TASK STATEMENT:
Tally the lines below that contain "cell" and reply with only the tally.

DATA FOR REVIEW:
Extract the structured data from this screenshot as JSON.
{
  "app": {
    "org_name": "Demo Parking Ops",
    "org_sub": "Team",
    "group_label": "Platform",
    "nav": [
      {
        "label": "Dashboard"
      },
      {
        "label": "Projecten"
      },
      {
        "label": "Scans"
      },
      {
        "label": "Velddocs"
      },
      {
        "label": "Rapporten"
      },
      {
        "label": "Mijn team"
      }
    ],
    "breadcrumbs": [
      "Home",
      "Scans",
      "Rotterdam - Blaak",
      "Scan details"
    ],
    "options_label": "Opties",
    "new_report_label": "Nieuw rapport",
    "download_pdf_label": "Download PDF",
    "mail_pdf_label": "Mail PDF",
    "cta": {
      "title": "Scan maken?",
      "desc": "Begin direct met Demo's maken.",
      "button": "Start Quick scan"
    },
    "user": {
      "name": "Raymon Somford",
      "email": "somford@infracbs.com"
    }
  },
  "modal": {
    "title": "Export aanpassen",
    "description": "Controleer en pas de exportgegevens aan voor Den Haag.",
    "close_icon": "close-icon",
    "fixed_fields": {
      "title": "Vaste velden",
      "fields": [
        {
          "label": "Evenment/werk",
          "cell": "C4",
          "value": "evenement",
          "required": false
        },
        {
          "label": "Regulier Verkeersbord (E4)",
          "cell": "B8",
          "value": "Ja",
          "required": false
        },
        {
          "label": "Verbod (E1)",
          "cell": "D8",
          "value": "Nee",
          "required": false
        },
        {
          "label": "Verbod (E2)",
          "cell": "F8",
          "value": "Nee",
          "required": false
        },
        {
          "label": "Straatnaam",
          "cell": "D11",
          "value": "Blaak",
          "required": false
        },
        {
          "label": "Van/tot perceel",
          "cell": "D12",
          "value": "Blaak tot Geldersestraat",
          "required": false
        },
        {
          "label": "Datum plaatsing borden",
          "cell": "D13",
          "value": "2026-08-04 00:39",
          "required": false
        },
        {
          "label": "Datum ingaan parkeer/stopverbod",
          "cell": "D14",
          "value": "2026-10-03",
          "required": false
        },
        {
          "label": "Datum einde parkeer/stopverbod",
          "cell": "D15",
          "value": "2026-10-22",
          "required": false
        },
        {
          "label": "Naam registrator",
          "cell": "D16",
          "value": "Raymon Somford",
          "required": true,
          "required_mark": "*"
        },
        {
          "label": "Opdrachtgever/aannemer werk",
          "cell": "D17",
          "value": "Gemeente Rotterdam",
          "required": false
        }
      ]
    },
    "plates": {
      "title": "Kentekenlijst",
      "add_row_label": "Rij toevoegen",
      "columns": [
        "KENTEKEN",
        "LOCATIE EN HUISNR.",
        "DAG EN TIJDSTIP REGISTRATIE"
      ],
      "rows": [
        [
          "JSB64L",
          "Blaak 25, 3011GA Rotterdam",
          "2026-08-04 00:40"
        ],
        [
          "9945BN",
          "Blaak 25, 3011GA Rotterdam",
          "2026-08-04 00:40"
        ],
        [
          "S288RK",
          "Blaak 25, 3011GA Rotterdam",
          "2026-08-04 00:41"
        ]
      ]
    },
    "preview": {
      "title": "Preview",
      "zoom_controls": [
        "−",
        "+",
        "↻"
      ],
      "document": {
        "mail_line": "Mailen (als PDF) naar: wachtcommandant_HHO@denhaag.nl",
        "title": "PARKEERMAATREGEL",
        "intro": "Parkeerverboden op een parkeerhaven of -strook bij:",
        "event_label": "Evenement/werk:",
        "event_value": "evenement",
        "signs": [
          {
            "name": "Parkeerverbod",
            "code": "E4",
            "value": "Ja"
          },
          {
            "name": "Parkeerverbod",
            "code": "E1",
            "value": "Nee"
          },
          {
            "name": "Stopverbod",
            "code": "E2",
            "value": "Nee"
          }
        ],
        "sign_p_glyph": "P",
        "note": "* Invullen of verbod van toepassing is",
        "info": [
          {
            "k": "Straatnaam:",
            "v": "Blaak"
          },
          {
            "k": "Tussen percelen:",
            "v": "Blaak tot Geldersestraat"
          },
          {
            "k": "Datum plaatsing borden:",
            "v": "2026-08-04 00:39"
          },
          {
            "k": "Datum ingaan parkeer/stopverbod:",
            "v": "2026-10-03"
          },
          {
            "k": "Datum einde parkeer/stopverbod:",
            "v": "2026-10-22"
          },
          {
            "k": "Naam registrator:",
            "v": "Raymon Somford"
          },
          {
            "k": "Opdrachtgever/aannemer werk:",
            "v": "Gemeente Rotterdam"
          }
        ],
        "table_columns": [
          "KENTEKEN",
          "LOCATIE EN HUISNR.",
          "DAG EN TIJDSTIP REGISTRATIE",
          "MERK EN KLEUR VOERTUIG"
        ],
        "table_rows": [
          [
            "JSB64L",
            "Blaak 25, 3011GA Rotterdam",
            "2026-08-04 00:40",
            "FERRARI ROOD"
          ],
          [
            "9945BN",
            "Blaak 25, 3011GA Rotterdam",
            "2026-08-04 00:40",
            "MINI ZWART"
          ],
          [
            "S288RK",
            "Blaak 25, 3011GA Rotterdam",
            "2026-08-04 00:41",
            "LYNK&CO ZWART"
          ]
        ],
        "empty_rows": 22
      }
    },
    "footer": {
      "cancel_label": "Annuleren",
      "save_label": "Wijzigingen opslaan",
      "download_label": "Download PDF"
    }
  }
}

ANSWER SECTION:
11